INFORMATION PROVIDED:
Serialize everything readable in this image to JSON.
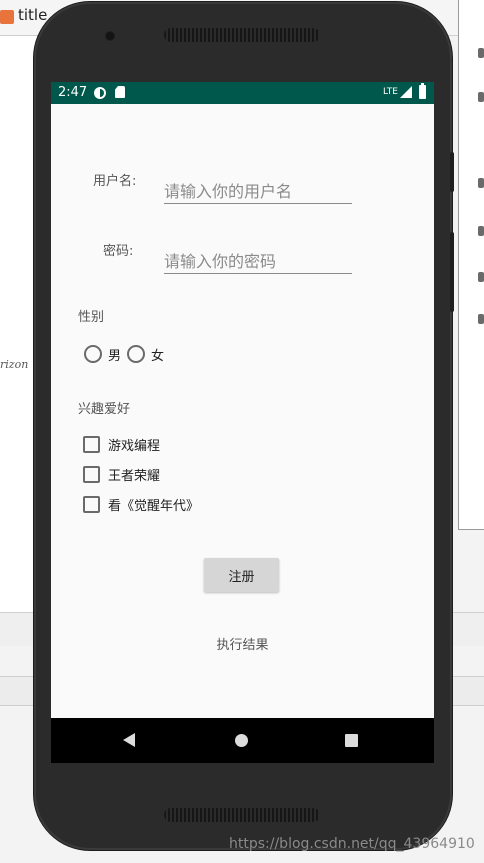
{
  "ide": {
    "tab_title": "title",
    "left_fragment": "rizon"
  },
  "status_bar": {
    "time": "2:47",
    "network": "LTE"
  },
  "form": {
    "username_label": "用户名:",
    "username_placeholder": "请输入你的用户名",
    "password_label": "密码:",
    "password_placeholder": "请输入你的密码",
    "gender_label": "性别",
    "gender_options": [
      "男",
      "女"
    ],
    "hobby_label": "兴趣爱好",
    "hobby_options": [
      "游戏编程",
      "王者荣耀",
      "看《觉醒年代》"
    ],
    "register_button": "注册",
    "result_text": "执行结果"
  },
  "watermark": "https://blog.csdn.net/qq_43964910",
  "colors": {
    "status_bar": "#00574b",
    "screen_background": "#fafafa",
    "button": "#d6d6d6"
  }
}
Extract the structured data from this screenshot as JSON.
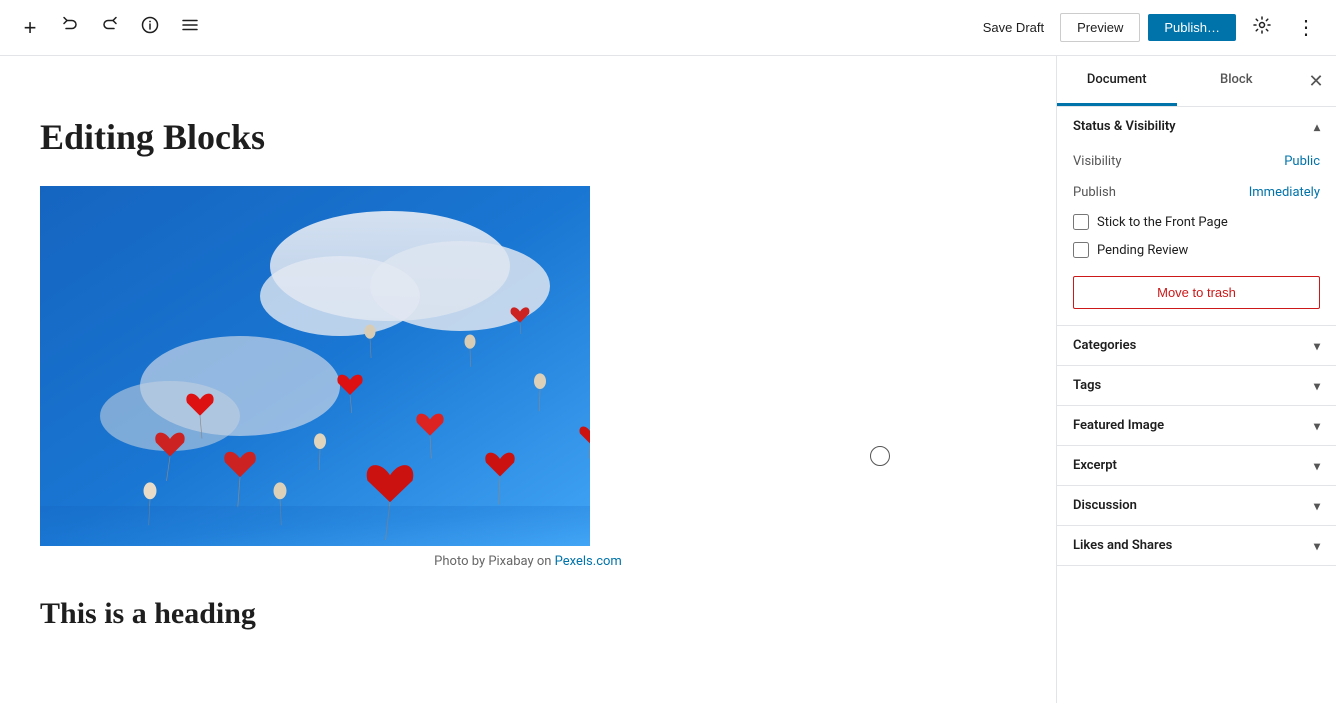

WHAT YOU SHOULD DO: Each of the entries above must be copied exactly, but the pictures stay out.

ANSWER TO THIS TASK:
Serialize everything readable in this image to JSON.
{
  "ide": {
    "tab_title": "title",
    "left_fragment": "rizon"
  },
  "status_bar": {
    "time": "2:47",
    "network": "LTE"
  },
  "form": {
    "username_label": "用户名:",
    "username_placeholder": "请输入你的用户名",
    "password_label": "密码:",
    "password_placeholder": "请输入你的密码",
    "gender_label": "性别",
    "gender_options": [
      "男",
      "女"
    ],
    "hobby_label": "兴趣爱好",
    "hobby_options": [
      "游戏编程",
      "王者荣耀",
      "看《觉醒年代》"
    ],
    "register_button": "注册",
    "result_text": "执行结果"
  },
  "watermark": "https://blog.csdn.net/qq_43964910",
  "colors": {
    "status_bar": "#00574b",
    "screen_background": "#fafafa",
    "button": "#d6d6d6"
  }
}
Extract the structured data from this screenshot as JSON.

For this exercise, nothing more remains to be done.